Howard served as chairman of the Committee on Public Works and Transportation (Ninety-seventh through One Hundredth Congresses).

At the time of his death, Howard was fighting an effort by transportation-related businesses move to persuade Congress to "complete" truck deregulation, a move they said would save billions in distribution costs. Upon his death the committee chairmanship passed to Rep. Glenn M. Anderson (D-CA).

Frank Pallone filled the seat vacated by Howard's death in 1988.

Howard was a resident of Spring Lake Heights, New Jersey,[1] and was interred in St. Catharine’s Cemetery in Sea Girt, New Jersey.

Honors[edit]
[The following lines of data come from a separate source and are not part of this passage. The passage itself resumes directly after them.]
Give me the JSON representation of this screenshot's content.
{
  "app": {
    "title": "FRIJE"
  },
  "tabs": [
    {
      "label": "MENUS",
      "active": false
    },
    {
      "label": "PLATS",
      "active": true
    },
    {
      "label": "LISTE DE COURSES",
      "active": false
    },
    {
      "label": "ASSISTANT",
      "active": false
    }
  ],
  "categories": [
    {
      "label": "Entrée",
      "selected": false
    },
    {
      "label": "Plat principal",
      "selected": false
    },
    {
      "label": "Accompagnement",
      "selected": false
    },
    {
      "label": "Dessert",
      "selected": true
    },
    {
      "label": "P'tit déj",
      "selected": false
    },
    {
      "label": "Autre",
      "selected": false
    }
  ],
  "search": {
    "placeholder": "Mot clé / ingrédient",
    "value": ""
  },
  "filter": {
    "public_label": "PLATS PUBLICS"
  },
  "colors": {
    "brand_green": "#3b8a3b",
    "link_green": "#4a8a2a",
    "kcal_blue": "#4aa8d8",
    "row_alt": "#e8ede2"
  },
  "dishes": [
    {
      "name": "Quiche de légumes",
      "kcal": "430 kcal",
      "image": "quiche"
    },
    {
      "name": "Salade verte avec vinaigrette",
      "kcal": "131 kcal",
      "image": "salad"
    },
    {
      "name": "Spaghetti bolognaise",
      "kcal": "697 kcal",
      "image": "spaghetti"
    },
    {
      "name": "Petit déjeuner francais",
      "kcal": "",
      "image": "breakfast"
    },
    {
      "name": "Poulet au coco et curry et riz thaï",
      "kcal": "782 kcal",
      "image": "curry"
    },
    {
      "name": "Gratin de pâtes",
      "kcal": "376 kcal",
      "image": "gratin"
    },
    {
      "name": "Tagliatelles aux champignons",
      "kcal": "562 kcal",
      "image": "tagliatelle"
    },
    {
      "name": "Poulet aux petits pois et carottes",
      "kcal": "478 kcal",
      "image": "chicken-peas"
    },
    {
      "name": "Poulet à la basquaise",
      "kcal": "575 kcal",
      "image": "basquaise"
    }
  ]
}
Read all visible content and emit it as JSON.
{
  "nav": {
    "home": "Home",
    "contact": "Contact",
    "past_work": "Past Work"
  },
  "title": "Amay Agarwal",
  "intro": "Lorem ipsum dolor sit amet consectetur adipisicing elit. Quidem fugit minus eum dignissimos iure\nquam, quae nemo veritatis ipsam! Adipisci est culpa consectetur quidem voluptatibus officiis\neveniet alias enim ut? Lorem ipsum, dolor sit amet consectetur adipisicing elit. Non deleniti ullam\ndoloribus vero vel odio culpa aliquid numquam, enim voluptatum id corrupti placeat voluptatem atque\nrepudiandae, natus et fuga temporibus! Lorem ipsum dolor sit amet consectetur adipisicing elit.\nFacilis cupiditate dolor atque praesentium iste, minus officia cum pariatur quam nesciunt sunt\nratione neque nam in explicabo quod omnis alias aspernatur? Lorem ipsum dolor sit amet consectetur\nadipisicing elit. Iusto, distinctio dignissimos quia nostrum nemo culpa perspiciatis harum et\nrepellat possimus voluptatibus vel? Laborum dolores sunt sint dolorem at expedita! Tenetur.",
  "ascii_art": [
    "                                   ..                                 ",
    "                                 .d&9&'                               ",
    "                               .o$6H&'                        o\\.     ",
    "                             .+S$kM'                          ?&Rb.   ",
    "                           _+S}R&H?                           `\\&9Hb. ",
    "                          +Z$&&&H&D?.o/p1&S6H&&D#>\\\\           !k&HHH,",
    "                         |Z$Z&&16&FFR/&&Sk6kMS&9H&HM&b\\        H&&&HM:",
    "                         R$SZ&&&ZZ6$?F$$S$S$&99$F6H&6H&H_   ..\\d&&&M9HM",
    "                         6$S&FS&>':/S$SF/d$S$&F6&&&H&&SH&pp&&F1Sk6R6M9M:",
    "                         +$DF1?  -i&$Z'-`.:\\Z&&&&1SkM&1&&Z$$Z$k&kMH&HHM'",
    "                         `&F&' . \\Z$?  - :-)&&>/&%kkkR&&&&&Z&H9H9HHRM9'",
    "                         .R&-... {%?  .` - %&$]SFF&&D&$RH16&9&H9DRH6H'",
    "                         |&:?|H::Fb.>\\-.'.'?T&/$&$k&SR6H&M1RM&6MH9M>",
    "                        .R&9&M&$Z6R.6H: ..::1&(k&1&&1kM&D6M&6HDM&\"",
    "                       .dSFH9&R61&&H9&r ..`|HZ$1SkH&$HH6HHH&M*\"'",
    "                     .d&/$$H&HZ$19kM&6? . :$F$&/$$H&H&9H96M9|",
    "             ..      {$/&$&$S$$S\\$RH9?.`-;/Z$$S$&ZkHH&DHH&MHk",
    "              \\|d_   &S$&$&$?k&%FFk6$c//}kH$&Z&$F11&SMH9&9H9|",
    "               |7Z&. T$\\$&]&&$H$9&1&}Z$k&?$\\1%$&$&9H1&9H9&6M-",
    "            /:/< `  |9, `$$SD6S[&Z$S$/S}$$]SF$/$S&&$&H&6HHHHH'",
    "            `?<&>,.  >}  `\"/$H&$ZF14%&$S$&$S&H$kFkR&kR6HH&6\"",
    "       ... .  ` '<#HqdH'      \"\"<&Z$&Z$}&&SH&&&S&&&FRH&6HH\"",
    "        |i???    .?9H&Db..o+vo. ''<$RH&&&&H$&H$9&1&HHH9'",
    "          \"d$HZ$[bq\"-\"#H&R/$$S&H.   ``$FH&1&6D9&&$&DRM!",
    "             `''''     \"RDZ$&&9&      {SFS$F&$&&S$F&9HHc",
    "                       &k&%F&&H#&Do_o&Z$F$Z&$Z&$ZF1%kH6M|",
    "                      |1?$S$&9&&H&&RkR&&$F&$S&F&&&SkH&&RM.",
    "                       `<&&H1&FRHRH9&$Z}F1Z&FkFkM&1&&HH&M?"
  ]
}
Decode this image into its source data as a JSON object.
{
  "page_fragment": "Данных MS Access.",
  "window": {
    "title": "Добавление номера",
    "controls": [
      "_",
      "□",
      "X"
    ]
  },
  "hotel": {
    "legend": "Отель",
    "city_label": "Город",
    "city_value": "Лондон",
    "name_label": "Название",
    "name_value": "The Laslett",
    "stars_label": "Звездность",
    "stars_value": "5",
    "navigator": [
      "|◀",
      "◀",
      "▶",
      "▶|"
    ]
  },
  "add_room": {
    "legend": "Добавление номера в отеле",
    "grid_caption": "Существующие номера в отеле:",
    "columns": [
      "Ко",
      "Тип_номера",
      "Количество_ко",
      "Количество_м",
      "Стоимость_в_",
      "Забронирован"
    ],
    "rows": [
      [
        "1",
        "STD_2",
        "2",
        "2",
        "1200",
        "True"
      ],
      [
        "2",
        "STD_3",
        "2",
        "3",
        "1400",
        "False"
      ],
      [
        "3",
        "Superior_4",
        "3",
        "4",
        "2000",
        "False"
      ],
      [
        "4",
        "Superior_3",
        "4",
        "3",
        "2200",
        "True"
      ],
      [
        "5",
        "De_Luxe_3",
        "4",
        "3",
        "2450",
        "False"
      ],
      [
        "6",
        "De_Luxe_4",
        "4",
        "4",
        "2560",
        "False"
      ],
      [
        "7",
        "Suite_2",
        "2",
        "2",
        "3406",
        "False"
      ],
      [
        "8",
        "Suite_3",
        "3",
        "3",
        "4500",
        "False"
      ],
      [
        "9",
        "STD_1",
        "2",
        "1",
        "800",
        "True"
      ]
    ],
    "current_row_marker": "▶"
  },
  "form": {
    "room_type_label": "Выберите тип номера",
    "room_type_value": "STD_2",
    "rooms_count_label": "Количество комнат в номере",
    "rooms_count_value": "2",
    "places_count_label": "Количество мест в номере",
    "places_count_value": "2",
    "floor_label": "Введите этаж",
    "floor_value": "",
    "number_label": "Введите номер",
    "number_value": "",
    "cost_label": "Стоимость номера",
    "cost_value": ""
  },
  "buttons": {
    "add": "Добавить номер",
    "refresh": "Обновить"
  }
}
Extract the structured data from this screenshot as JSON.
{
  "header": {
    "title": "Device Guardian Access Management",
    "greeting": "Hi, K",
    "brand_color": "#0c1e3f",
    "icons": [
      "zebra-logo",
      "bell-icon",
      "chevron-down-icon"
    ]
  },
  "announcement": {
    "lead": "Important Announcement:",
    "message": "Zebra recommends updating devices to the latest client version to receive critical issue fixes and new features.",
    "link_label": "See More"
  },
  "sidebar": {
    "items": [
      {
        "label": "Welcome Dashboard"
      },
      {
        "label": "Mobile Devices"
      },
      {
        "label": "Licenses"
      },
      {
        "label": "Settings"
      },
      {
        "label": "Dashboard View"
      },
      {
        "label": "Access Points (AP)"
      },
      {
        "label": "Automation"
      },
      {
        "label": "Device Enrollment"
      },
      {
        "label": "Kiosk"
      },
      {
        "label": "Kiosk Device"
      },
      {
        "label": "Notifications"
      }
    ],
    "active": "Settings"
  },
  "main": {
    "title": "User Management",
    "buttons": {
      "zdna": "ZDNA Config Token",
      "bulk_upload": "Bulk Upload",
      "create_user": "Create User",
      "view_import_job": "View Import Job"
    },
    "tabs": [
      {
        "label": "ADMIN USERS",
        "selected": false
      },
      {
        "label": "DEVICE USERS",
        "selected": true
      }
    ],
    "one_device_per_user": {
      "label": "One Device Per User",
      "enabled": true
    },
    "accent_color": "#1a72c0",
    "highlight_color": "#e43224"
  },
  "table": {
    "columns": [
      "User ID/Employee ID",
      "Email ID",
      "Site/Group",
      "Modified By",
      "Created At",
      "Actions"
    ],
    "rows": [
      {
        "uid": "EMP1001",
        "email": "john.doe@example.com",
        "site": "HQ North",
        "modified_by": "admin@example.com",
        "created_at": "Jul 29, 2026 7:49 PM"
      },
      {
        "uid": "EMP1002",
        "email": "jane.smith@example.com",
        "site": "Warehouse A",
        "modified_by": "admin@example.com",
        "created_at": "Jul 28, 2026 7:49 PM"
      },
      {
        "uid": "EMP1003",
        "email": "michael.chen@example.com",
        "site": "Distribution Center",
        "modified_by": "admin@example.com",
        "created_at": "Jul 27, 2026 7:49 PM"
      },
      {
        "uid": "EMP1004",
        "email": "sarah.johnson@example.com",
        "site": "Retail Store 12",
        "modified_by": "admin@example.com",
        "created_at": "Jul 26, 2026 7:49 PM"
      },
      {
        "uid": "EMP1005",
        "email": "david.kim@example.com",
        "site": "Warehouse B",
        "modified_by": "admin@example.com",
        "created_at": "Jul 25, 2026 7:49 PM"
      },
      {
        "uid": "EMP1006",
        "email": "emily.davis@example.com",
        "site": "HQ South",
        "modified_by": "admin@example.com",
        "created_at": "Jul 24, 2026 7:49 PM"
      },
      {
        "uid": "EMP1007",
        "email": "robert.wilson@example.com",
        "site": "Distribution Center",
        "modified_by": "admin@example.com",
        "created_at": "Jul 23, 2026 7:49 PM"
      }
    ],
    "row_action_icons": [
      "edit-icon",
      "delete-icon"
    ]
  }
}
  • On September 21, 1985, the Northeast Fisheries Science Center was destroyed by a fire. On October 11, 1989, a groundbreaking ceremony was held at Sandy Hook, New Jersey for the construction of a 36,000-square-foot (3,300 m2) marine research laboratory to be occupied by scientists from the Department of Commerce National Oceanic and Atmospheric Administration's National Marine Fisheries Service (NMFS), as well as from state agencies through the New Jersey Marine Sciences Consortium (NJMSC), and academic institutions in New Jersey. The new laboratory, was completed in about three years and named the James J. Howard Marine Sciences Laboratory to honor the late U.S. Representative who strongly supported marine research'. The primary mission of the Howard Laboratory is to conduct research in ecology, leading to a better understanding of both coastal and estuarine organisms and the effects of human activities on nearshore marine populations.
  • The Governors Highway Safety Association (GHSA) named their highest honor the James J. Howard Highway Safety Trailblazer Award. The award honors an individual for sustained outstanding leadership in endeavors that significantly improve highway safety. The recipient of this award must have undertaken a concerted, long-term effort to make our nation’s highways safer and has made a significant contribution to the field of highway safety. The recipient must have established and implemented programs or have been responsible for notable advancements in technology or research throughout the years that have yielded a demonstrated safety impact.
  • The Asbury Park main train station and bus terminal was torn down and rebuilt as the James J. Howard Transportation Center.
  • On April 6, 1988 President Ronald Reagan signs H.R. 4263 naming Interstate 195 (I-195) in New Jersey the James J. Howard Interstate Highway. Interstate 195 is an east-west freeway linking Trenton and Princeton to Lakewood and the Jersey Shore.
  • Fort Monmouth's Eatontown Gardens, 600 family housing units in fifty two buildings, constructed 1953-1954, was renamed for Congressman James J. Howard in recognition of his long-time support for Fort Monmouth and his contributions in Congress to the welfare of soldiers and the Army.

References[edit]

  1. ^ Sullivan, Joseph F. "POLITICS; Parties Maneuver to Replace 2 Representatives", The New York Times, April 3, 1988. Accessed December 16, 2007. "Until Mr. Howard, Democrat of Spring Lake Heights, won the seat in the wake of President Lyndon B. Johnson's landslide 1964 victory and began his 24-year career, the district was represented for 22 years by James C. Auchincloss, a Republican, until advancing age forced his retirement."

External links[edit]

United States House of Representatives
Preceded by
James C. Auchincloss
Member of the U.S. House of Representatives
from New Jersey's 3rd congressional district

1965–1988
Succeeded by
Frank Pallone
Political offices
Preceded by
Harold T. Johnson
California
Chairman of House Transportation Committee
1981–1988
Succeeded by
Glenn M. Anderson
California